The Cambridge Police Department has released the 911 call that led to the arrest of Henry Louis Gates. The caller didn't say the men were black, and she said they could have just been having trouble with their keys.

Lucia Whalen, the Harvard Magazine fundraiser who called in the report of a break-in at Gates' house after she saw two men forcing the door open, makes it very clear that she wasn't sure a crime was being committed—she apparently had been urged to call the police by another neighbor she passed on the street, and didn't seem to want to be involved at all. From the call:

Whalen: I noticed two suitcases, so I'm not sure if these were individuals who work there—I mean, live there.

911: You think they might have been breaking in?

Whalen: I don't know, because I have no idea... I don't know if they live there and they just had a hard time with their key, but I did notice that they kind of used their shoulder to barge in.

911: Were they white, black, or hispanic?

Whalen: Well, there were two larger men. One looked kind of hispanic, but I'm not really sure. And the other one entered, and I didn't see what he looked like at all.

So the possibility—even likelihood—that Gates was just trying to get into his own home was present at the very inception of this whole kerfuffle, and somehow he still wound up getting hauled off to jail. We're sure that the absence of a racial description in the call will be played as race-blindness on Crowley's part—if he didn't even know the suspects were black going in, how could he be stereotyping?—but we'd remind observers that his police report made reference to "what appeared to be two black males" entering Gates' home. Crowley sources that information to Whalen, whom he met standing outside the residence when he arrived. But if Whalen refused to answer that question to the 911 dispatcher, we wonder how she came to change her mind only minutes later, when Crowley arrived. Or did Crowley try to put a thumb on the scale when he wrote the report by IDing the suspects as black, so that his initial suspicion of Gates would seem more justified?

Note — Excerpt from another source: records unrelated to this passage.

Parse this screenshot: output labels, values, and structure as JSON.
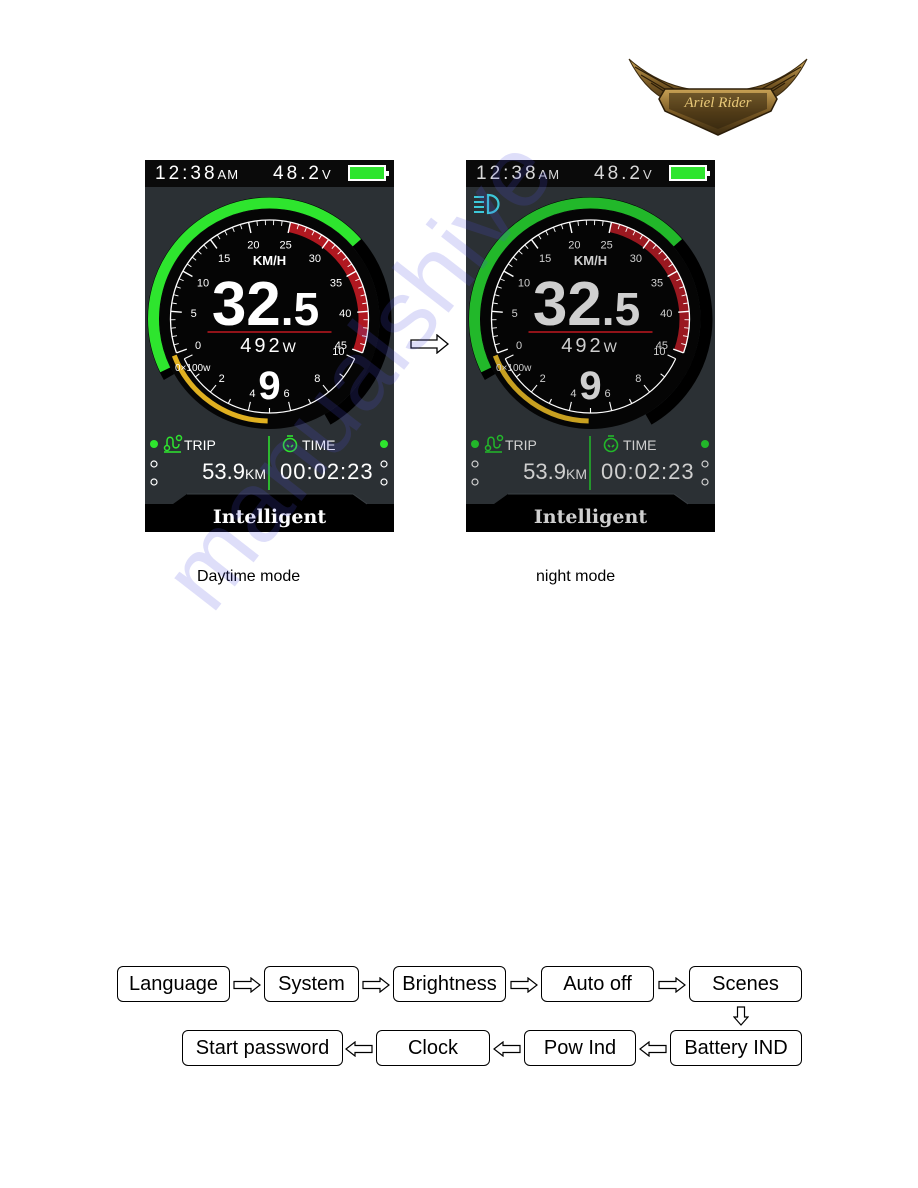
{
  "logo": {
    "text": "Ariel Rider",
    "icon": "winged-badge-logo"
  },
  "displays": [
    {
      "mode": "day",
      "caption": "Daytime mode",
      "time": "12:38",
      "time_suffix": "AM",
      "voltage": "48.2",
      "voltage_unit": "V",
      "battery_level": 1.0,
      "headlight_on": false,
      "speed_unit": "KM/H",
      "speed_int": "32",
      "speed_dec": ".5",
      "speed_value": 32.5,
      "speed_scale": [
        "0",
        "5",
        "10",
        "15",
        "20",
        "25",
        "30",
        "35",
        "40",
        "45"
      ],
      "speed_redline_start": 25,
      "power": "492",
      "power_unit": "W",
      "power_scale_label": "0×100w",
      "power_scale": [
        "2",
        "4",
        "6",
        "8",
        "10"
      ],
      "power_level": 4.92,
      "assist_level": "9",
      "trip_label": "TRIP",
      "trip_value": "53.9",
      "trip_unit": "KM",
      "time_label": "TIME",
      "ride_time": "00:02:23",
      "mode_name": "Intelligent",
      "colors": {
        "text": "#ffffff",
        "green": "#2ee52e",
        "red": "#b01820",
        "yellow": "#e0b020",
        "bg": "#2b3034"
      }
    },
    {
      "mode": "night",
      "caption": "night mode",
      "time": "12:38",
      "time_suffix": "AM",
      "voltage": "48.2",
      "voltage_unit": "V",
      "battery_level": 1.0,
      "headlight_on": true,
      "speed_unit": "KM/H",
      "speed_int": "32",
      "speed_dec": ".5",
      "speed_value": 32.5,
      "speed_scale": [
        "0",
        "5",
        "10",
        "15",
        "20",
        "25",
        "30",
        "35",
        "40",
        "45"
      ],
      "speed_redline_start": 25,
      "power": "492",
      "power_unit": "W",
      "power_scale_label": "0×100w",
      "power_scale": [
        "2",
        "4",
        "6",
        "8",
        "10"
      ],
      "power_level": 4.92,
      "assist_level": "9",
      "trip_label": "TRIP",
      "trip_value": "53.9",
      "trip_unit": "KM",
      "time_label": "TIME",
      "ride_time": "00:02:23",
      "mode_name": "Intelligent",
      "colors": {
        "text": "#cfcfcf",
        "green": "#22b82a",
        "red": "#9a1820",
        "yellow": "#c8a020",
        "bg": "#2b3034"
      }
    }
  ],
  "transition_arrow": "hollow-right-arrow",
  "flowchart": {
    "row1": [
      "Language",
      "System",
      "Brightness",
      "Auto off",
      "Scenes"
    ],
    "row2": [
      "Start password",
      "Clock",
      "Pow Ind",
      "Battery IND"
    ]
  },
  "watermark": "manualshive"
}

One thing is clear: We owe Whalen an apology. Relying on Crowley's report, we called her a racist for dialing 911 just because she saw two black men struggling to open a front door. It's obvious from the call that she didn't know that they were black, that she was calling out of an excess of caution, and that she expected that if it was their home, then a police officer would simply check their ID and be on his way. Which is what should have happened.